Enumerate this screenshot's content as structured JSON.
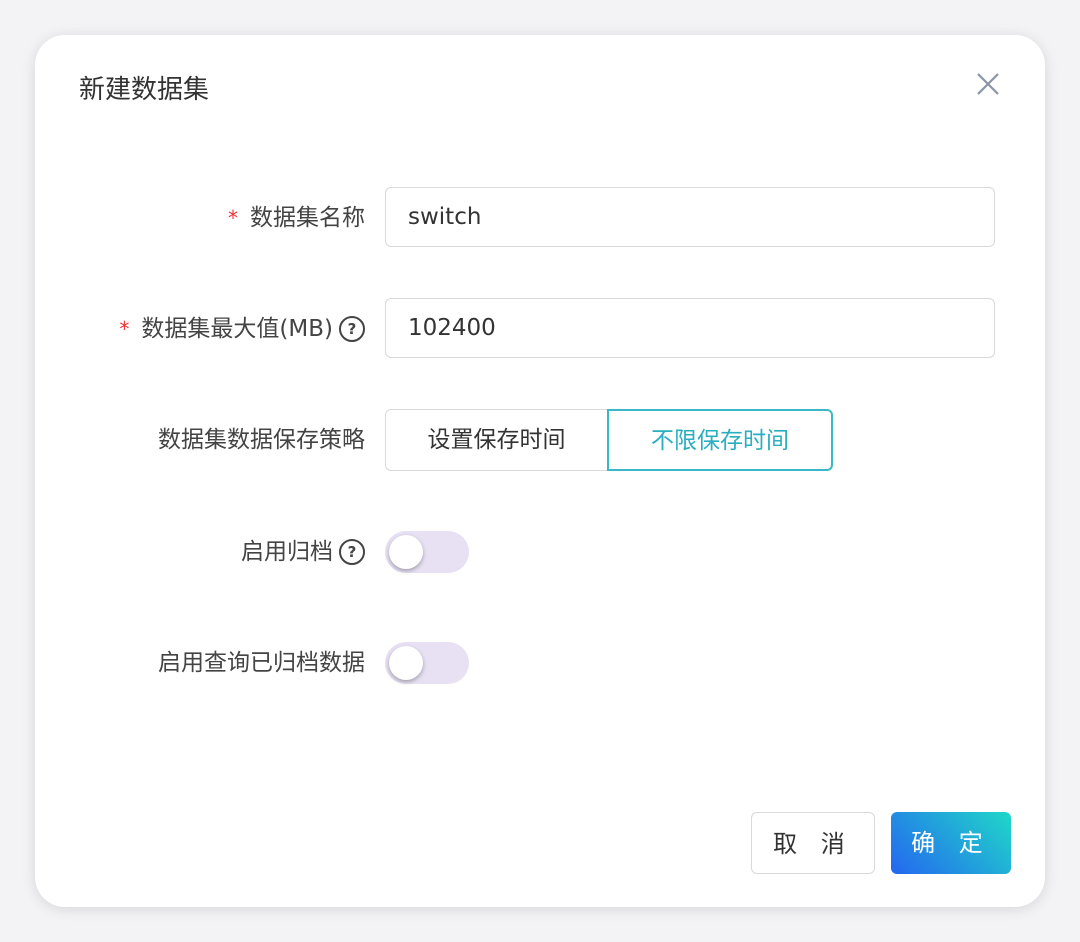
{
  "dialog": {
    "title": "新建数据集",
    "fields": {
      "name": {
        "label": "数据集名称",
        "required": "*",
        "value": "switch"
      },
      "max_size": {
        "label": "数据集最大值(MB)",
        "required": "*",
        "value": "102400",
        "help": "?"
      },
      "retention": {
        "label": "数据集数据保存策略",
        "options": [
          "设置保存时间",
          "不限保存时间"
        ],
        "selected": "不限保存时间"
      },
      "archive": {
        "label": "启用归档",
        "help": "?",
        "enabled": false
      },
      "query_archived": {
        "label": "启用查询已归档数据",
        "enabled": false
      }
    },
    "buttons": {
      "cancel": "取 消",
      "ok": "确 定"
    },
    "colors": {
      "accent": "#3bb8c8",
      "primary_gradient_start": "#2466f0",
      "primary_gradient_end": "#20d8c8",
      "switch_off": "#e7e1f3",
      "required": "#e33333"
    }
  }
}
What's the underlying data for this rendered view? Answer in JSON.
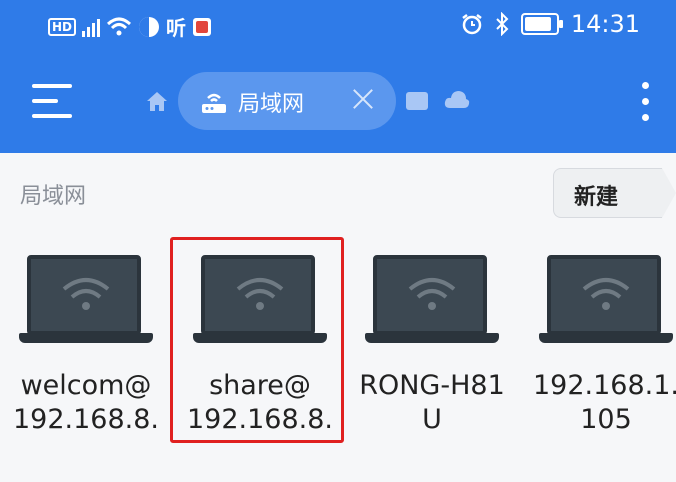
{
  "status_bar": {
    "left_icons": [
      "hd-icon",
      "signal-icon",
      "wifi-icon",
      "shield-icon",
      "ting-icon",
      "notification-icon"
    ],
    "right_icons": [
      "alarm-icon",
      "bluetooth-icon",
      "battery-icon"
    ],
    "hd_label": "HD",
    "ting_label": "听",
    "time": "14:31"
  },
  "toolbar": {
    "menu_icon": "hamburger-icon",
    "home_icon": "home-icon",
    "active_tab": {
      "label": "局域网",
      "icon": "router-icon"
    },
    "extra_icons": [
      "box-icon",
      "cloud-icon"
    ],
    "more_icon": "more-vertical-icon"
  },
  "breadcrumb": "局域网",
  "new_button": "新建",
  "devices": [
    {
      "name": "welcom@\n192.168.8.",
      "icon": "laptop-wifi-icon"
    },
    {
      "name": "share@\n192.168.8.",
      "icon": "laptop-wifi-icon",
      "highlighted": true
    },
    {
      "name": "RONG-H81\nU",
      "icon": "laptop-wifi-icon"
    },
    {
      "name": "192.168.1.\n105",
      "icon": "laptop-wifi-icon"
    }
  ],
  "colors": {
    "appbar": "#2f7be8",
    "tab": "#5b97ee",
    "highlight": "#e02020"
  }
}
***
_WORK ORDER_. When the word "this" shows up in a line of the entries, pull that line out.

_TASK ANSWER_.
Enumerate this screenshot's content as structured JSON.
What's the underlying data for this rendered view? Answer in JSON.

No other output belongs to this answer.